A day after Baghdad confirmed the purchase and delivery of multiple T-90 tanks from Russia, Iraq’s Vice President Nouri al-Maliki has praised Russia for its vital role in the fight against terrorism.
Although Russian forces have fought terrorist groups like al-Qaeda and ISIS in Syria rather than Iraq, Iraq’s Vice President understands the fight in Syria to be a mutual fight for the security of his own country.
The Iraqi Vice President stated,

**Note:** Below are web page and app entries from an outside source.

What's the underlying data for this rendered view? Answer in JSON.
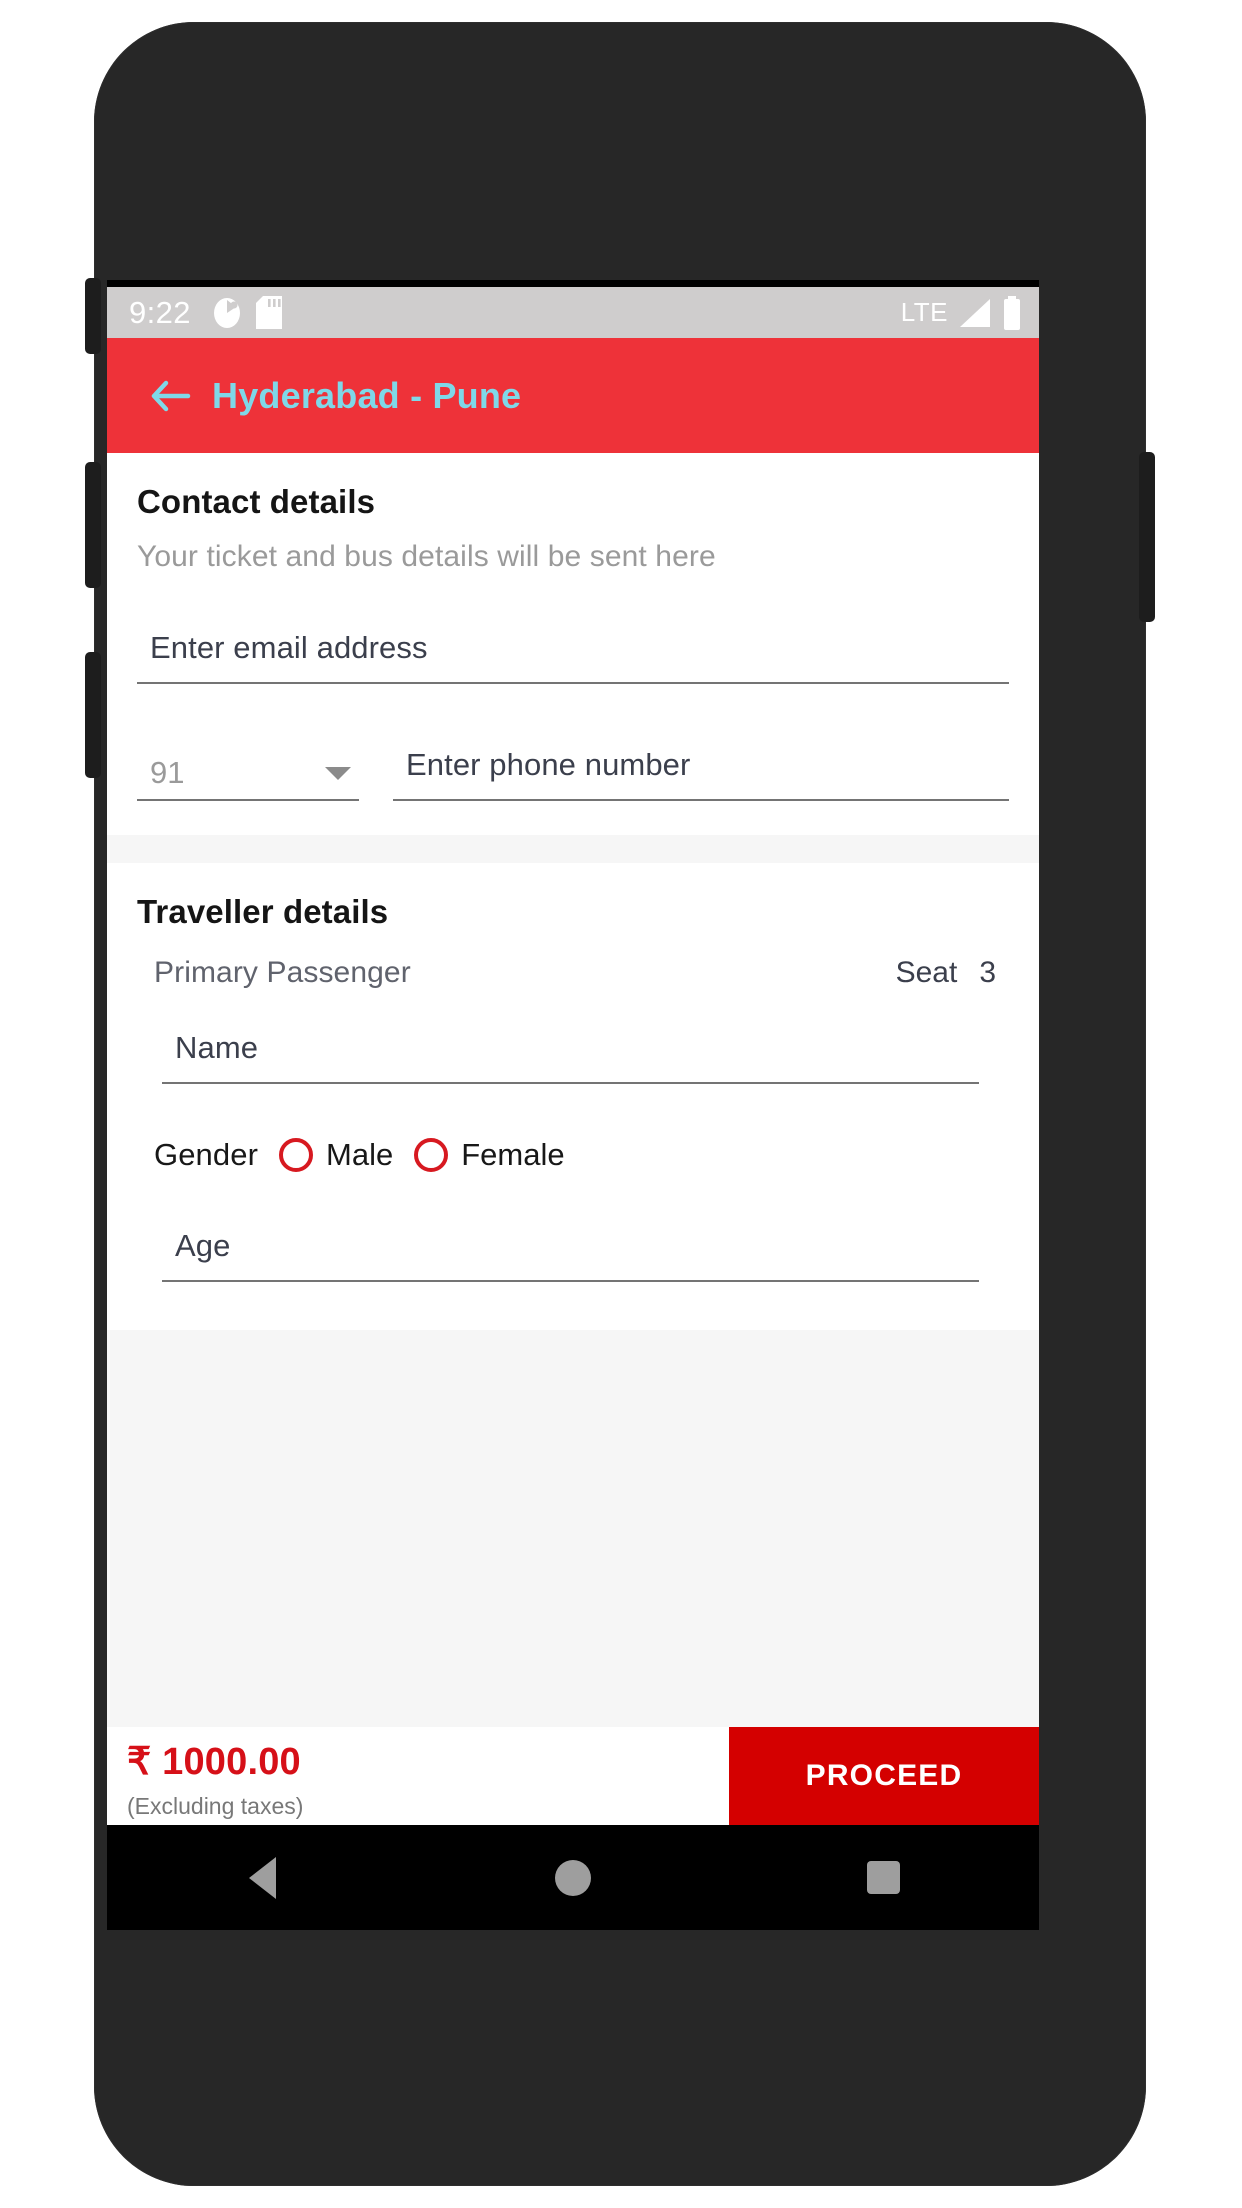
{
  "status_bar": {
    "time": "9:22",
    "left_icons": [
      "mouse-pointer-icon",
      "sd-card-icon"
    ],
    "network_label": "LTE",
    "right_icons": [
      "signal-strength-icon",
      "battery-icon"
    ]
  },
  "app_bar": {
    "back_icon": "arrow-left-icon",
    "title": "Hyderabad - Pune",
    "background_color": "#EE3239",
    "title_color": "#7FD8E8"
  },
  "contact_section": {
    "title": "Contact details",
    "subtitle": "Your ticket and bus details will be sent here",
    "email": {
      "placeholder": "Enter email address",
      "value": ""
    },
    "country_code": {
      "selected": "91",
      "caret_icon": "chevron-down-icon"
    },
    "phone": {
      "placeholder": "Enter phone number",
      "value": ""
    }
  },
  "traveller_section": {
    "title": "Traveller details",
    "passenger_label": "Primary Passenger",
    "seat_label": "Seat",
    "seat_number": "3",
    "name": {
      "placeholder": "Name",
      "value": ""
    },
    "gender": {
      "label": "Gender",
      "options": [
        {
          "label": "Male",
          "selected": false
        },
        {
          "label": "Female",
          "selected": false
        }
      ],
      "accent_color": "#D71920"
    },
    "age": {
      "placeholder": "Age",
      "value": ""
    }
  },
  "bottom_bar": {
    "price": "₹ 1000.00",
    "price_note": "(Excluding taxes)",
    "price_color": "#D61018",
    "proceed_label": "PROCEED",
    "proceed_color": "#D40000"
  },
  "nav_bar": {
    "back_icon": "triangle-back-icon",
    "home_icon": "circle-home-icon",
    "recents_icon": "square-recents-icon"
  }
}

“I have said this before and I will repeat it again – if it were not for the Russian stance, the region would be fully destroyed, its map would be new and unusual … Without Russia’s approach to the Syrian issue which differs from the one of the United States, the Syrian regime would have fallen, terrorists would have intensified their actions thanks to this, the regional map would change and in the end it would lead to the fall of Baghdad”.
In spite of Iraq’s deeply dependent, some would say neo-colonial military relationship with the United States, al-Maliki has affirmed that Iraq sees itself as an ally of the Syrian government which the United States continues to have no contact with. In this sense, Iraq’s leaders have become overtly supportive of Russia’s legal intervention in the Syrian conflict which has assured the survival of the Syrian government against a multi-front onslaught by a number of foreign funded and armed Salafist jihadist groups.
Al-Maliki who is about to visit Moscow further stated,
“My visit to Russia is coming up … During the visit I shall meet with senior officials including Putin, the foreign minister (Sergey Lavrov) and the head of the Federation Council (Valentina Matvienko).
I shall also discuss supplies of Russian arms to the Iraqi armed forces, we would like the Iraqi army to have Russian weapons as it uses it during training and is familiar with it”.
These remarks show that in spite of Iraq’s relationship with the United States, the Iraqi government seeks to increase purchases of Russian weapons due to Iraq’s familiarity with them.
During the Ba’athist era in Iraq (1963, 1968-2003), the USSR/Russia was among the top suppliers of weapons to Iraq.
In 1966, the Arab Socialist Ba’ath parties of Syria and Iraq violently split. The schism which existed in spite of a similar political ideology prohibited good relations between Damascus and Baghdad for much of the 20th century.
These divides seem to have fully healed in recent years.
America has not been able to influence Iraq’s position via-s-vis Syria, a development that gives one hope for Iraq’s survival as an independent state in spite of years of war and occupation.
The statements, views and opinions expressed in this column are solely those of the author and do not necessarily represent those of The Duran.